HC Deb 22 March 1920 vol 127 cc33-4
40. Sir R. THOMAS

had given notice of the following Question:—To ask the Prime Minister whether he is now prepared, having regard to the ever-increasing prices of building materials, to regard the building of workmen's dwellings as a war measure and effectively control the prices of materials and the distribution of materials; and whether he is aware that building contractors are afraid of entering into contracts, owing to prices continually soaring, with the result that in a great number of districts building schemes have been indefinitely postponed, and that this state of affairs is creating great social unrest?


Before the right hon. Gentleman answers this question, is it not a fact that the increased price of building materials has been caused by the rise in the cost of manufacture?

The MINISTER of HEALTH (Dr. Addison)

My right hon. Friend has asked me to reply to this question. As regards the first part, the whole question of the costs and profits made in the production of building materials is now being inquired into by a committee appointed under the Profiteering Act by my right hon. Friend the President of the Board of Trade. As to the last part of the question, the form of contract being entered into by local authorities provides for adjustments in respect of rise or fall in the cost of material, and I am not aware of building schemes being indefinitely postponed on account of rising prices of materials.


When will the findings of this committee be published?


I hope very soon.

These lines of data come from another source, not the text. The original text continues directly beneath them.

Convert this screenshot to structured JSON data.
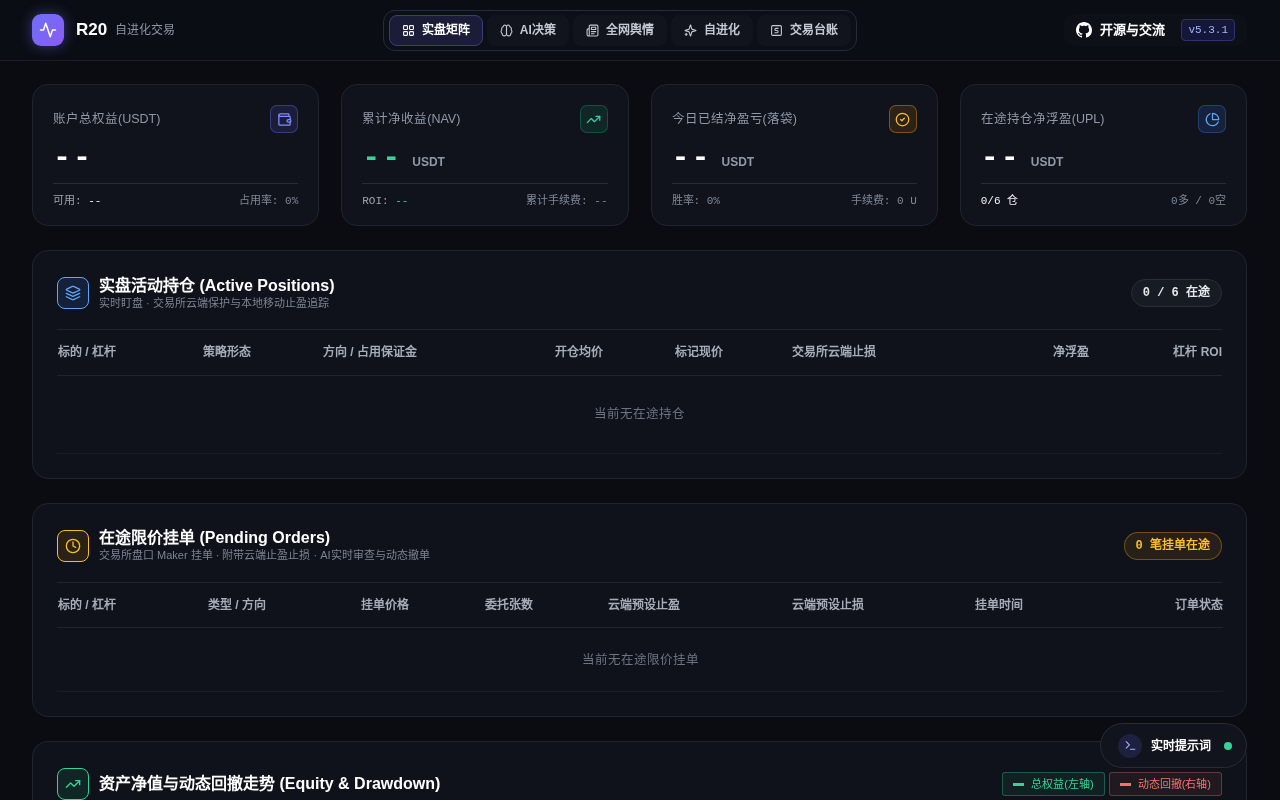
{
  "header": {
    "brand": {
      "name": "R20",
      "tagline": "自进化交易"
    },
    "tabs": [
      {
        "label": "实盘矩阵",
        "selected": true
      },
      {
        "label": "AI决策",
        "selected": false
      },
      {
        "label": "全网舆情",
        "selected": false
      },
      {
        "label": "自进化",
        "selected": false
      },
      {
        "label": "交易台账",
        "selected": false
      }
    ],
    "repo_link": "开源与交流",
    "version": "v5.3.1"
  },
  "stats": [
    {
      "label": "账户总权益(USDT)",
      "value": "--",
      "positive": false,
      "footer_left": {
        "label": "可用:",
        "value": "--",
        "emphasis": true
      },
      "footer_right": "占用率: 0%"
    },
    {
      "label": "累计净收益(NAV)",
      "value": "--",
      "unit": "USDT",
      "positive": true,
      "footer_left": {
        "label": "ROI:",
        "value": "--",
        "emphasis": true
      },
      "footer_right": "累计手续费: --"
    },
    {
      "label": "今日已结净盈亏(落袋)",
      "value": "--",
      "unit": "USDT",
      "positive": false,
      "footer_left": {
        "label": "胜率:",
        "value": "0%",
        "emphasis": false
      },
      "footer_right": "手续费: 0 U"
    },
    {
      "label": "在途持仓净浮盈(UPL)",
      "value": "--",
      "unit": "USDT",
      "positive": false,
      "footer_left": {
        "value": "0/6 仓",
        "emphasis": true
      },
      "footer_right": "0多 / 0空"
    }
  ],
  "panels": [
    {
      "kind": "table",
      "title": "实盘活动持仓 (Active Positions)",
      "subtitle": "实时盯盘 · 交易所云端保护与本地移动止盈追踪",
      "badge": {
        "text": "0 / 6 在途",
        "alert": false
      },
      "columns": [
        "标的 / 杠杆",
        "策略形态",
        "方向 / 占用保证金",
        "开仓均价",
        "标记现价",
        "交易所云端止损",
        "净浮盈",
        "杠杆 ROI"
      ],
      "empty_text": "当前无在途持仓"
    },
    {
      "kind": "table",
      "title": "在途限价挂单 (Pending Orders)",
      "subtitle": "交易所盘口 Maker 挂单 · 附带云端止盈止损 · AI实时审查与动态撤单",
      "badge": {
        "text": "0 笔挂单在途",
        "alert": true
      },
      "columns": [
        "标的 / 杠杆",
        "类型 / 方向",
        "挂单价格",
        "委托张数",
        "云端预设止盈",
        "云端预设止损",
        "挂单时间",
        "订单状态"
      ],
      "empty_text": "当前无在途限价挂单"
    },
    {
      "kind": "chart",
      "title": "资产净值与动态回撤走势 (Equity & Drawdown)",
      "legend": [
        {
          "label": "总权益(左轴)",
          "color": "#34d399"
        },
        {
          "label": "动态回撤(右轴)",
          "color": "#f87171"
        }
      ]
    }
  ],
  "prompt_button": {
    "label": "实时提示词",
    "online": true
  }
}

Does the right hon. Gentleman know that since July last year the price of materials has increased enormously, that, for example, the price of turpentine has increased by 100 per cent., and that since 1914 the price of that commodity has increased by 494 per cent., and that the price of slates—


Ministers cannot be expected to carry all those figures in their heads.


In view of the fact that it costs now £100 to purchase the timber which £30 purchased before the War, is it desirable that the Government should sell their stocks of timber to private timber speculators?


I do not know anything about speculation. No one would rejoice more than I if the price of building materials fell.


Could we not have a system of priority with regard to building materials such as we had during the War in the Ministry of Munitions?


Large quantities of building materials have been purchased on account for the purposes of housing. To that extent there is priority; otherwise not.